- Published on Wednesday, 17 September 2008 07:37
- Written by Margie Suozzo
As part of our work in the water and waste workgroup for the Los Altos Green Ribbon Citizens Committee, some folks from GreenTown Los Altos had the opportunity to tour Norcal's state-of-the-art recycling facility and transfer station in San Francisco. Norcal is the parent company of Los Altos Garbage, which processes much of its waste and recycling closer to home at Newby Island Recyclery.
On that bright and sunny day a few weeks ago, 15 visitors stood with mouths agape at the sheer volume of recyclables. The transfer station – where Norcal processes waste destined for landfills, and food and yard wastes are slated for composting – evoked a similar response. It was simply not possible to leave the tour without feeling overwhelmed by the amount that we, as Americans, consume and throw away in our daily lives.
Furthermore, two myths were dispelled.
â€¢Â Myth No. 1 – We throw away garbage. It turns out that most of what we throw away can be recycled or composted. Approximately 70 percent of material that goes to landfills is organic waste and paper. In a landfill, these materials produce methane, a potent greenhouse gas. A large percentage of the remaining 30 percent of waste is recoverable – plastic, metal, glass, and construction and demolition debris.
â€¢Â Myth No. 2 – Our recyclables get recycled. Although Los Altos Garbage collects a wide range of materials at curbside, not all of them are recycled. Recycling depends on the market for the end product.
Typically, approximately 85 percent of plastics are recycled – primarily No. 1 and No. 2 plastics, with No. 2 being the most valuable. Plastics that do get recycled are often down-cycled into products that are not recyclable, such as pipes and picnic tables. Remaining waste is sent to landfills.
Blocks of Styrofoam go to landfills, even though they are accepted at curbside. Containers made from multiple layers of materials, such as milk cartons, juice boxes and juice bags, often meet a similar fate – here or in China.
So what can we do about it?
â€¢Â Get food out of the trash. Start backyard composting or try worm composting – children love it. Composting keeps food waste out of landfills and provides valuable nutrients for your soil (see The Green Life, Aug. 20 Town Crier).

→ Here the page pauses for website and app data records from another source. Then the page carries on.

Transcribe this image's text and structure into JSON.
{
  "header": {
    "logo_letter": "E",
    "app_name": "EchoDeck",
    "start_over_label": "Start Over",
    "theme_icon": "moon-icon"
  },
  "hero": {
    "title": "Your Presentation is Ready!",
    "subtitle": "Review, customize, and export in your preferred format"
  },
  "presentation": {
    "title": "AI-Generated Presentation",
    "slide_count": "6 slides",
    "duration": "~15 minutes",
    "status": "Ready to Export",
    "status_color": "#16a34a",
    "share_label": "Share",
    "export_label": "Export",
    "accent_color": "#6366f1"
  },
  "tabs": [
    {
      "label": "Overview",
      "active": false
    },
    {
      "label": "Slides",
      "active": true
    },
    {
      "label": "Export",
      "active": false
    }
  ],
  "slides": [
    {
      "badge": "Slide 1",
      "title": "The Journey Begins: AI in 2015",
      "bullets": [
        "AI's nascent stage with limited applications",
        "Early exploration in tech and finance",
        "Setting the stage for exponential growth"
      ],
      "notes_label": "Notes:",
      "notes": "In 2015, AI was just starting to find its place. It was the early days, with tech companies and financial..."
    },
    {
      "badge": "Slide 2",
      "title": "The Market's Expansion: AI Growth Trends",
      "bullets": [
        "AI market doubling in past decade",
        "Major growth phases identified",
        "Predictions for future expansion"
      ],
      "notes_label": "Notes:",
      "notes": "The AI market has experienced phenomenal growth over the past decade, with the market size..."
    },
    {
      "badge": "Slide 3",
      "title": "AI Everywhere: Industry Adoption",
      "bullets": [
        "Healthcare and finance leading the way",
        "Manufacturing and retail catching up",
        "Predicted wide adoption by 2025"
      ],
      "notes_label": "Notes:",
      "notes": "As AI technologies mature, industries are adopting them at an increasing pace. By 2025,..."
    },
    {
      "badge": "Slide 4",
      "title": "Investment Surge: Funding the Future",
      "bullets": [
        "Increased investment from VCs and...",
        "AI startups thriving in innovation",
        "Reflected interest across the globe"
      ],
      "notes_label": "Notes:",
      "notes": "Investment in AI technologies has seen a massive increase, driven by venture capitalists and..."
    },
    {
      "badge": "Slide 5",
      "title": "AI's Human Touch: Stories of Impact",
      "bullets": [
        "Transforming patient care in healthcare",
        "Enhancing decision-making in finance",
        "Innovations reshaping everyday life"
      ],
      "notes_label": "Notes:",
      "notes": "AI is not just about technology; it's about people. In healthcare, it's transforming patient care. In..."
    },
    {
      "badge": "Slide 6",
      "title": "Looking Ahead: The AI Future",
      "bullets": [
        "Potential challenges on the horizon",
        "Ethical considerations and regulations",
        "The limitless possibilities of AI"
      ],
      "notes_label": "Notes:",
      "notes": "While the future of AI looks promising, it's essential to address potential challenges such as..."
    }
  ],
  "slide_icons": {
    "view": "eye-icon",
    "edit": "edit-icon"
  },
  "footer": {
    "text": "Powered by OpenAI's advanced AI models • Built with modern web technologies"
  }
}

â€¢Â Go paperless. Reduce the amount you print, and when you do, print double-sided.
â€¢Â Bring your own. When you're out and about, remember to bring your own bags, water bottle, coffee mug and take-out containers. Lots of options are available. For bags, I've discovered Chico Bags – chicobag.com – a bag within a bag. You can easily hook it on your belt loop or store several in your purse – they're that small.
â€¢Â Avoid packaging, or at the very least, plastic packaging, with the exception of No. 2 milk jugs, and packaging with several materials or layers, such as juice bags or milk cartons. Choose items packaged in reusable or returnable containers such as glass or recyclable materials, including paper and cardboard. Buy in bulk.
Margie Suozzo is a member of the GreenTown Los Altos leadership team and co-chairwoman of the Green Ribbon Citizens Committee subgroup on water and waste.